> PROBLEM DESCRIPTION:
Leave out every line that comes before the one containing "What data populates", and reproduce the rest of the listing below exactly, through its last line.

== Segment start ==

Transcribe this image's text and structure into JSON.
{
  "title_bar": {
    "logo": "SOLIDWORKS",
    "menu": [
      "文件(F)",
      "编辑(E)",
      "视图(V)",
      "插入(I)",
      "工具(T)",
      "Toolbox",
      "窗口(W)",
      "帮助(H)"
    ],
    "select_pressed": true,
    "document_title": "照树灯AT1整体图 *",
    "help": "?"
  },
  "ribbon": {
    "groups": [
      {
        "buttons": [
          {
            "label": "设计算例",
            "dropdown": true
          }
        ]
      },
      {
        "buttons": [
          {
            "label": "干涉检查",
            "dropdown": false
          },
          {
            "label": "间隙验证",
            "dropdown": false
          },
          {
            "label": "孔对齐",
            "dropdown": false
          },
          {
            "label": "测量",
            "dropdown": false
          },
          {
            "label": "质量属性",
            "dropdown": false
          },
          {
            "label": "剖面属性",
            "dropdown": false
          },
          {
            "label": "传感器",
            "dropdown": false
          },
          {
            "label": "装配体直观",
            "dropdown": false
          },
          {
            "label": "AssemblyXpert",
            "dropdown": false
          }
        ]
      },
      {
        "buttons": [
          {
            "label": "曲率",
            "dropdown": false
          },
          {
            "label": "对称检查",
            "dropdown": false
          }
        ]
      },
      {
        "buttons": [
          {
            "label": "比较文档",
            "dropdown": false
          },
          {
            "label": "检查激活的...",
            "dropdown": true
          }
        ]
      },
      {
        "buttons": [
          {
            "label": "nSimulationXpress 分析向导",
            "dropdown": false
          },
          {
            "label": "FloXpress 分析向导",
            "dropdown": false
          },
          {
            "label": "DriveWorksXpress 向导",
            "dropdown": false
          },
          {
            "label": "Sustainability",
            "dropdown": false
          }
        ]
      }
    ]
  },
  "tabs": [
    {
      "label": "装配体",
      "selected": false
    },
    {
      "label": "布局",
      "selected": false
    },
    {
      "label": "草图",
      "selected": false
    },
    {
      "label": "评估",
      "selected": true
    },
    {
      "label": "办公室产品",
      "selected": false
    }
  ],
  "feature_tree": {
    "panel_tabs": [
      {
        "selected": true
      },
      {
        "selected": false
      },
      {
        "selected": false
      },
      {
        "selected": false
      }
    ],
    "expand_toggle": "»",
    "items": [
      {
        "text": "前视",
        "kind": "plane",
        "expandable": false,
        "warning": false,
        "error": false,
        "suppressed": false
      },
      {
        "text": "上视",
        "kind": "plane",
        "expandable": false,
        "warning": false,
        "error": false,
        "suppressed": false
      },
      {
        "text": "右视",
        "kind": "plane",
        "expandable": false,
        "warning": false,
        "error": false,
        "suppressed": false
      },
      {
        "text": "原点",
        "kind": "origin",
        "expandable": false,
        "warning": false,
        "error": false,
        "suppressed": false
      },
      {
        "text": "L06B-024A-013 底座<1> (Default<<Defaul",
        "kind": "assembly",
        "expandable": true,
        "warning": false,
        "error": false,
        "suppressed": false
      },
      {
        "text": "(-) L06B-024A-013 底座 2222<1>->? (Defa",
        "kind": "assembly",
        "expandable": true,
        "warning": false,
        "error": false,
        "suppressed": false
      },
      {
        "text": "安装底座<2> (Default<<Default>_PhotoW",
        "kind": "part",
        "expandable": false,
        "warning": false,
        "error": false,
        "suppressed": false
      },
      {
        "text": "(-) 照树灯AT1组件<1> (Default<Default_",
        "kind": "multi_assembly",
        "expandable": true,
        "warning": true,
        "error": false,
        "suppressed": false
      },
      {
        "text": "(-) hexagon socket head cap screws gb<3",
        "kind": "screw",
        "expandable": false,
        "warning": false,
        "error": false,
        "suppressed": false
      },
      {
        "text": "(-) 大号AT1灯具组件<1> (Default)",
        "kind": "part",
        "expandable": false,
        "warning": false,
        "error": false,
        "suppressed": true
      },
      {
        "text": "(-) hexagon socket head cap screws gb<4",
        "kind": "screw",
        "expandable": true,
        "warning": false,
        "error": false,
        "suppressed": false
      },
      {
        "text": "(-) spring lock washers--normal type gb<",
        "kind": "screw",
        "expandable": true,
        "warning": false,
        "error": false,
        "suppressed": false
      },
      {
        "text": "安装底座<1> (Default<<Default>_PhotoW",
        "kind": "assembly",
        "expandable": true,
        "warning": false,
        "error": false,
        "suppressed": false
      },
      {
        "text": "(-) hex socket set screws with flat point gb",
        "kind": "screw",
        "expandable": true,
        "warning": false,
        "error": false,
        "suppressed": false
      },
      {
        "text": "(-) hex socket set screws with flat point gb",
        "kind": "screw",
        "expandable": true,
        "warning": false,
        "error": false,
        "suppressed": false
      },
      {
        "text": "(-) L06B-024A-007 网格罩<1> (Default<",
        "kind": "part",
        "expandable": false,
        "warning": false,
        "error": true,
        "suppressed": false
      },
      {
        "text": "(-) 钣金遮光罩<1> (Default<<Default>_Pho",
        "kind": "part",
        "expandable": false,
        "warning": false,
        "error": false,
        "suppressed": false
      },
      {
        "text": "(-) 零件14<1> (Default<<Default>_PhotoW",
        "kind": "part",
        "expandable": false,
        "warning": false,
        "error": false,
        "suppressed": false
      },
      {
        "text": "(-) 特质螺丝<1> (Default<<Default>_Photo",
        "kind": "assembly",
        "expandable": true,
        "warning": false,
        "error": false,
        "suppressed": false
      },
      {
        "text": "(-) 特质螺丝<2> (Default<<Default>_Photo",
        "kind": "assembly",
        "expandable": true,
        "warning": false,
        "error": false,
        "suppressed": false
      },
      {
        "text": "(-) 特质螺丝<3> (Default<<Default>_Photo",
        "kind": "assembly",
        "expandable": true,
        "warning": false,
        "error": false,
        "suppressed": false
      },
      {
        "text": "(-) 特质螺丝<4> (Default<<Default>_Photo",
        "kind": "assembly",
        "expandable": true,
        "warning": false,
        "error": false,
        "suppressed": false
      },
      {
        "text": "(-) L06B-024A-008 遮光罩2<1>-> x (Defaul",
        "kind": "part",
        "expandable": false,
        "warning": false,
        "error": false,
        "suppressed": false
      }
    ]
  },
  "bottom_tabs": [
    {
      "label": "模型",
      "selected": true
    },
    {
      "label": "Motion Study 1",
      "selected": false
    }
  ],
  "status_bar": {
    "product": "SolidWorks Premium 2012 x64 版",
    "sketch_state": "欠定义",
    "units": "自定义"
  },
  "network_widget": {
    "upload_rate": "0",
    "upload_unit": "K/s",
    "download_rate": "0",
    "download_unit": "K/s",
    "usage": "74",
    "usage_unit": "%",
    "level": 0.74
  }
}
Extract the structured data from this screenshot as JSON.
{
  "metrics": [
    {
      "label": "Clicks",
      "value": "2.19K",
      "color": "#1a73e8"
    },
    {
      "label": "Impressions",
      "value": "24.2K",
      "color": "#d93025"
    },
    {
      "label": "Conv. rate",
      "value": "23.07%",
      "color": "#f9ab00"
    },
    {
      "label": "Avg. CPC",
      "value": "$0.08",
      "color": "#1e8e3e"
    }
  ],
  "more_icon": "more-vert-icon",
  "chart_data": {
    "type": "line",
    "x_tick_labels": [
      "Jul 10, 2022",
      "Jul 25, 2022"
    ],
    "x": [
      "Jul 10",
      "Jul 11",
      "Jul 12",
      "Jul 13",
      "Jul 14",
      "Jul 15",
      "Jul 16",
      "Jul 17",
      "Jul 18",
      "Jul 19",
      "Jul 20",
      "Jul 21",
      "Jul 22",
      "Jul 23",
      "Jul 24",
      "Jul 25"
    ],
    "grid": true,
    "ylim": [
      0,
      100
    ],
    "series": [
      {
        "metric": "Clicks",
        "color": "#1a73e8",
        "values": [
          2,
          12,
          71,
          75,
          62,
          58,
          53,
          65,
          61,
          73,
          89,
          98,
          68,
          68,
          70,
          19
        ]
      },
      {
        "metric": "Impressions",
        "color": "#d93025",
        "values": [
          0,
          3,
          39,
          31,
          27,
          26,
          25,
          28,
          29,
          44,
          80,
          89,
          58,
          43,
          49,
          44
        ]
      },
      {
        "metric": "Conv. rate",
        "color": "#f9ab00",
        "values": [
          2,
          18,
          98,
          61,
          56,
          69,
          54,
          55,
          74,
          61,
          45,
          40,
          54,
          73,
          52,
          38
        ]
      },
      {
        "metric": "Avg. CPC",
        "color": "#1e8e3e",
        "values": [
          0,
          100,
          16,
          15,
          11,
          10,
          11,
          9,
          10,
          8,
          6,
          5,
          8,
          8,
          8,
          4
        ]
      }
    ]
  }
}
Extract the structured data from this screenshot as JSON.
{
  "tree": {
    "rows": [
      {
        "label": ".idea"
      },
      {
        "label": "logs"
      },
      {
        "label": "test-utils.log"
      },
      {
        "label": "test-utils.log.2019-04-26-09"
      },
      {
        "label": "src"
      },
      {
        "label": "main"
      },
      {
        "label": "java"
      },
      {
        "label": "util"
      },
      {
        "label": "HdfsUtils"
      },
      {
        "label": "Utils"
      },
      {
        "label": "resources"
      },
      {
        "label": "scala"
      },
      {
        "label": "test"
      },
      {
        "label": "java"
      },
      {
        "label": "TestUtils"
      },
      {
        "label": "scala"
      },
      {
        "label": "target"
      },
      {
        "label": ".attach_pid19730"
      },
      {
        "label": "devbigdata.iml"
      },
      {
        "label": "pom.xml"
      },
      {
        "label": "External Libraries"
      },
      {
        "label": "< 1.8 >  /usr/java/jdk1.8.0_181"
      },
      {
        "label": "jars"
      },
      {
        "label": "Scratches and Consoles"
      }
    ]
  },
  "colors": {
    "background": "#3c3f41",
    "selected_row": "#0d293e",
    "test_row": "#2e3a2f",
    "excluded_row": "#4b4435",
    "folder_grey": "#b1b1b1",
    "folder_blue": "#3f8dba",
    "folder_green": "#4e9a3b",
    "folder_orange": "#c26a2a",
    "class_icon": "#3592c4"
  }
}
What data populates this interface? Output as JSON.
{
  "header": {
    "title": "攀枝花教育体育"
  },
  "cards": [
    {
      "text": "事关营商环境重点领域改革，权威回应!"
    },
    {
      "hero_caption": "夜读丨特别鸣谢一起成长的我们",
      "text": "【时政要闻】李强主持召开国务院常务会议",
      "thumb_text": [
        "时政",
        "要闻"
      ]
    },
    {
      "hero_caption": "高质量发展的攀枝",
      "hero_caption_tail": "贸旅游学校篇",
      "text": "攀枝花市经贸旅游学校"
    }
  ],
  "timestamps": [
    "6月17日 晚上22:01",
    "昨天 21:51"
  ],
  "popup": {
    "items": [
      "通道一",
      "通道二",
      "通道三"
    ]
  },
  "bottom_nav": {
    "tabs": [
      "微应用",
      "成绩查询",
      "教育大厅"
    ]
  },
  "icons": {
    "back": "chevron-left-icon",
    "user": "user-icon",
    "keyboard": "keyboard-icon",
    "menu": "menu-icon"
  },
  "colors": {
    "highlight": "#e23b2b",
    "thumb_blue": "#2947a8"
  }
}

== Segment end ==

> RESPONSE:
What data populates this interface? Output as JSON.
{
  "header": {
    "title": "攀枝花教育体育"
  },
  "cards": [
    {
      "text": "事关营商环境重点领域改革，权威回应!"
    },
    {
      "hero_caption": "夜读丨特别鸣谢一起成长的我们",
      "text": "【时政要闻】李强主持召开国务院常务会议",
      "thumb_text": [
        "时政",
        "要闻"
      ]
    },
    {
      "hero_caption": "高质量发展的攀枝",
      "hero_caption_tail": "贸旅游学校篇",
      "text": "攀枝花市经贸旅游学校"
    }
  ],
  "timestamps": [
    "6月17日 晚上22:01",
    "昨天 21:51"
  ],
  "popup": {
    "items": [
      "通道一",
      "通道二",
      "通道三"
    ]
  },
  "bottom_nav": {
    "tabs": [
      "微应用",
      "成绩查询",
      "教育大厅"
    ]
  },
  "icons": {
    "back": "chevron-left-icon",
    "user": "user-icon",
    "keyboard": "keyboard-icon",
    "menu": "menu-icon"
  },
  "colors": {
    "highlight": "#e23b2b",
    "thumb_blue": "#2947a8"
  }
}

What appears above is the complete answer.